- [Required action] Work out how many lines in this listing hold the word "Choose", and give the number with nothing added.

- [Data records]
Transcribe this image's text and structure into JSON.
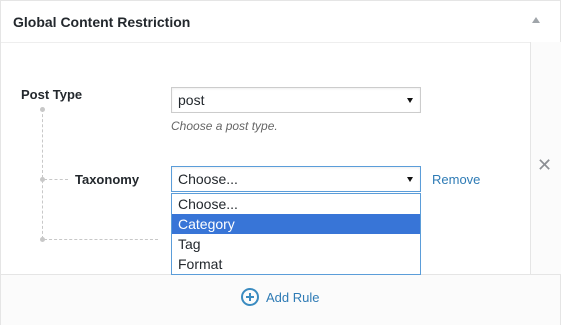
{
  "panel": {
    "title": "Global Content Restriction"
  },
  "rule": {
    "post_type_label": "Post Type",
    "post_type_value": "post",
    "post_type_help": "Choose a post type.",
    "taxonomy_label": "Taxonomy",
    "taxonomy_value": "Choose...",
    "remove_label": "Remove",
    "taxonomy_options": [
      "Choose...",
      "Category",
      "Tag",
      "Format"
    ],
    "highlighted_option": "Category"
  },
  "footer": {
    "add_rule_label": "Add Rule"
  },
  "icons": {
    "collapse": "triangle-up-icon",
    "delete_rule": "close-icon",
    "add": "plus-circle-icon",
    "select_caret": "caret-down-icon"
  },
  "colors": {
    "link": "#2e7bb5",
    "focus_border": "#5b9dd9",
    "highlight": "#3875d7"
  }
}
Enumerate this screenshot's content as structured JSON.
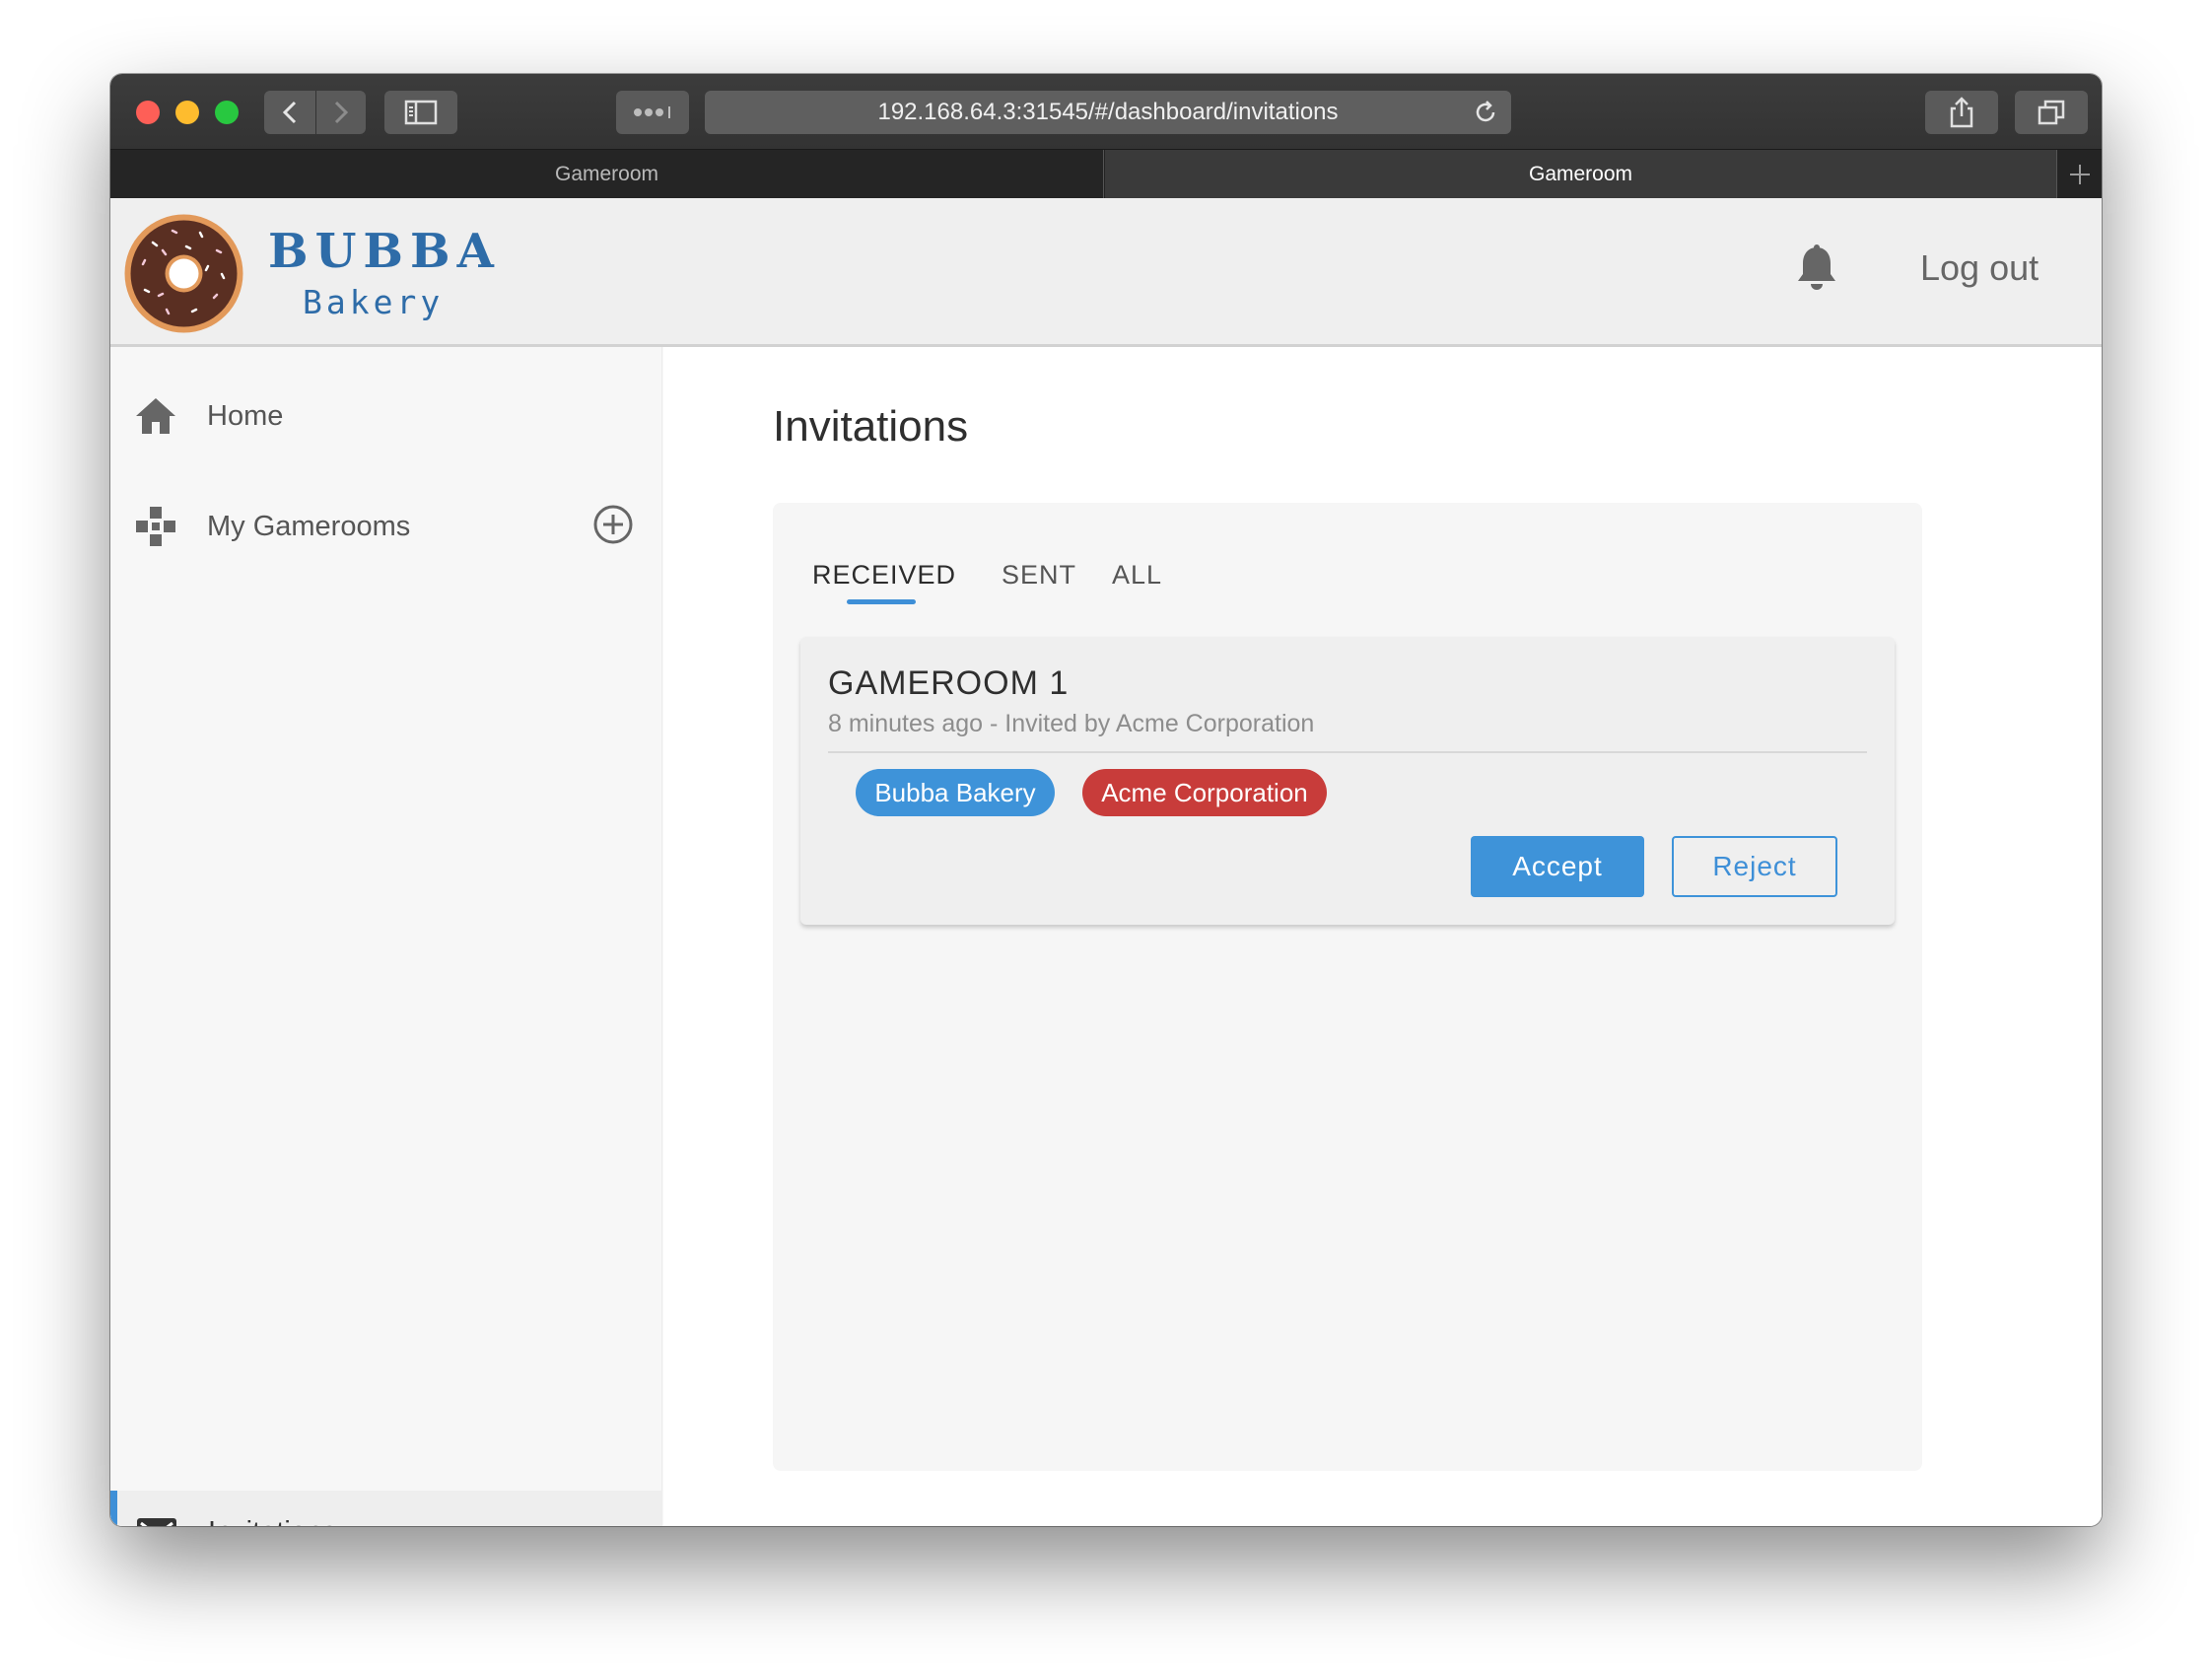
{
  "browser": {
    "url": "192.168.64.3:31545/#/dashboard/invitations",
    "tabs": [
      {
        "label": "Gameroom",
        "active": false
      },
      {
        "label": "Gameroom",
        "active": true
      }
    ]
  },
  "header": {
    "brand_title": "BUBBA",
    "brand_subtitle": "Bakery",
    "logout_label": "Log out"
  },
  "sidebar": {
    "items": [
      {
        "label": "Home",
        "icon": "home-icon"
      },
      {
        "label": "My Gamerooms",
        "icon": "gamepad-icon"
      },
      {
        "label": "Invitations",
        "icon": "envelope-icon",
        "active": true
      }
    ]
  },
  "main": {
    "title": "Invitations",
    "tabs": [
      {
        "label": "RECEIVED",
        "active": true
      },
      {
        "label": "SENT"
      },
      {
        "label": "ALL"
      }
    ],
    "invitation": {
      "title": "GAMEROOM 1",
      "meta": "8 minutes ago - Invited by Acme Corporation",
      "members": [
        {
          "label": "Bubba Bakery",
          "color": "#3e93d9"
        },
        {
          "label": "Acme Corporation",
          "color": "#c83c3a"
        }
      ],
      "accept_label": "Accept",
      "reject_label": "Reject"
    }
  },
  "colors": {
    "accent": "#3e8fd7",
    "brand": "#2e6ca8",
    "danger": "#c83c3a"
  }
}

- [Answer to the problem] 3